Discovery
Discovery date February 27, 2009
Designations
Apollo NEO[1]
Orbital characteristics[1]
Epoch 13 January 2016 (JD 2457400.5)
Uncertainty parameter 2
Aphelion 1.495206 AU (223.6796 Gm)
Perihelion 0.98664198 AU (147.599539 Gm)
1.240924 AU (185.6396 Gm)
Eccentricity 0.204913
1.38 yr (504.91 d)
.713018 °/d
338.8474°
0° 42m 46.781s / day
Inclination 13.74426°
161.937243°
13.91345°
Earth MOID 0.000315545 AU (47,204.9 km)
Jupiter MOID 3.47225 AU (519.441 Gm)
Jupiter Tisserand parameter 5.122
Physical characteristics
Dimensions 19 ± 4 meters (assumed)[1]
1.2 h (0.050 d)[1]
S[1]
25.8
Астероид 2009 DD45.gif

2009 DD45 is a small Apollo asteroid[1] that passed near Earth at an altitude of 63,500 km (39,500 mi) on 2 March 2009 at 13:44 UTC. It was discovered by Australian astronomers at the Siding Spring Observatory on 27 February 2009, only three days before its closest approach to the Earth.[2][3] Its estimated diameter is between 15 and 23 metres.[1] This is about the same size as a hypothetical object that could have caused the Tunguska event in 1908.[4]

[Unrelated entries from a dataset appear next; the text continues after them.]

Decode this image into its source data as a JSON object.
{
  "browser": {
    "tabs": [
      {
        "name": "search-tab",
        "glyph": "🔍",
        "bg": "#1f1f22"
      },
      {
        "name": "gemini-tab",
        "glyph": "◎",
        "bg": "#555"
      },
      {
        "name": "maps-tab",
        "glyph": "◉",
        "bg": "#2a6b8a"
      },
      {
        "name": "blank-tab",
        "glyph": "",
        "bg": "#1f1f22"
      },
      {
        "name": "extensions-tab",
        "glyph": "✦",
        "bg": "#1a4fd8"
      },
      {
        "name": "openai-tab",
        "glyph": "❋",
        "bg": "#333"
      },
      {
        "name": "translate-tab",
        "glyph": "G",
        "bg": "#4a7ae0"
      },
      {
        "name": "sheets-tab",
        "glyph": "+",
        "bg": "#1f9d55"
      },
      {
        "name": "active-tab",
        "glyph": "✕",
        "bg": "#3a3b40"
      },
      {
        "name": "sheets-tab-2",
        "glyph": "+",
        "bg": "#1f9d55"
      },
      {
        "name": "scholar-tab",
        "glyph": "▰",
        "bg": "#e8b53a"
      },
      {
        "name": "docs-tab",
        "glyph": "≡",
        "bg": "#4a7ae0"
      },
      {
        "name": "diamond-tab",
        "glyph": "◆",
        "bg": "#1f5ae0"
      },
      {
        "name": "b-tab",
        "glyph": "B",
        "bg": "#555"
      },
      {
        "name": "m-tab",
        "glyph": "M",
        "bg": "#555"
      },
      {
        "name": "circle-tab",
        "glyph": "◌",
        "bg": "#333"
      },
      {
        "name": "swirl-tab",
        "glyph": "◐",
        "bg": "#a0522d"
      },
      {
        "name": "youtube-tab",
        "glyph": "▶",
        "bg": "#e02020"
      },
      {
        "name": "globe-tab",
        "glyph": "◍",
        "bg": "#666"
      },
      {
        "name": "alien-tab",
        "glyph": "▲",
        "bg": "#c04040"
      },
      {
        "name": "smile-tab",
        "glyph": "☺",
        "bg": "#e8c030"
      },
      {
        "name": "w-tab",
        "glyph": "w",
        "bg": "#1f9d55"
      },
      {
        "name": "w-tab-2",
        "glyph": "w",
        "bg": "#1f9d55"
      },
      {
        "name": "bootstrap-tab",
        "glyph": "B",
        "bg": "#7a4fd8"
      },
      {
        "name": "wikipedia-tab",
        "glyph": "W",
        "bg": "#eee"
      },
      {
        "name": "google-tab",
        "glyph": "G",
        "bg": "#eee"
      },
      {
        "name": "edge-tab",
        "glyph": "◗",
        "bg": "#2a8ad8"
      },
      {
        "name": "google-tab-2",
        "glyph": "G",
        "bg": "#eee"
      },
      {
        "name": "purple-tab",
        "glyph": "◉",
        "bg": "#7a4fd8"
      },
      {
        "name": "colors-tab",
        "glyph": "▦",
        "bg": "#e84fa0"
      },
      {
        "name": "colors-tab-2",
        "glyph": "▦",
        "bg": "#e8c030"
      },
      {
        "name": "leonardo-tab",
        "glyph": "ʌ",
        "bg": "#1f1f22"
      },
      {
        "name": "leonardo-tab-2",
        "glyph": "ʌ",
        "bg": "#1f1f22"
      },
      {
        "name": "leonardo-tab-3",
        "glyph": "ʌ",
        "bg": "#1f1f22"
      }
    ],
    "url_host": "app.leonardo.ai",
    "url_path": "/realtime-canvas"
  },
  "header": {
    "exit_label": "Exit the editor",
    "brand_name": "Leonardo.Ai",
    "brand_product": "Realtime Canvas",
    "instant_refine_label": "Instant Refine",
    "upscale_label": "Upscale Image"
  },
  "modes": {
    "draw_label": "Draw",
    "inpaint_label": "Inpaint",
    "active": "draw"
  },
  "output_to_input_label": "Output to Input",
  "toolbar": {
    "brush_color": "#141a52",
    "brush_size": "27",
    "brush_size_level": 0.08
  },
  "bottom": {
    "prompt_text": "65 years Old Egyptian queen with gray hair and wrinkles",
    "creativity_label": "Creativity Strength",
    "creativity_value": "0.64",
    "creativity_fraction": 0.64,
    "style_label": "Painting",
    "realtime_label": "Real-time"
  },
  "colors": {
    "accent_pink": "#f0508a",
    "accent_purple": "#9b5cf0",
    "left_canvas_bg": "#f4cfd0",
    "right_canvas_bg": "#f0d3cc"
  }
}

BBC News Online cites the minimum distance as 72,000 km (45,000 mi) (about 1/5 lunar distances).[4][5] 2009 DD45 passed farther away (40 thousand miles versus 4 thousand miles) but was substantially larger than 2004 FU162, a small asteroid about 6 m (20 ft) across which came within about 6,500 km (4,000 mi) in 2004,[4] and is more similar in size to 2004 FH. With an uncertainty parameter of 3, the asteroid is predicted to make its next close encounters with Earth on 2056-Feb-29 and 2067-Mar-03.[1]

References[edit]

  1. ^ a b c d e f g h "JPL Small-Body Database Browser (2009 DD45)" (last obs. used 2009-03-06). Jet Propulsion Laboratory. Retrieved 11 April 2016. 
  2. ^ Kelly Beatty (2009-03-01). "Space Rock 2009 DD45 Buzzes Earth". Sky & Telescope. Retrieved 2009-03-04. 
  3. ^ Victoria Jaggard (2009-03-02). "Surprise Asteroid Just Buzzed Earth". National Geographic Society. Archived from the original on 4 March 2009. Retrieved 2009-03-04. 
  4. ^ a b c "Space rock makes close approach". BBC News Online. 2009-03-03. Archived from the original on 4 March 2009. Retrieved 2009-03-03. 
  5. ^ Scientific American, May 2009 issue, listed the minimum distance as 72,200 km (p. 26)

External links[edit]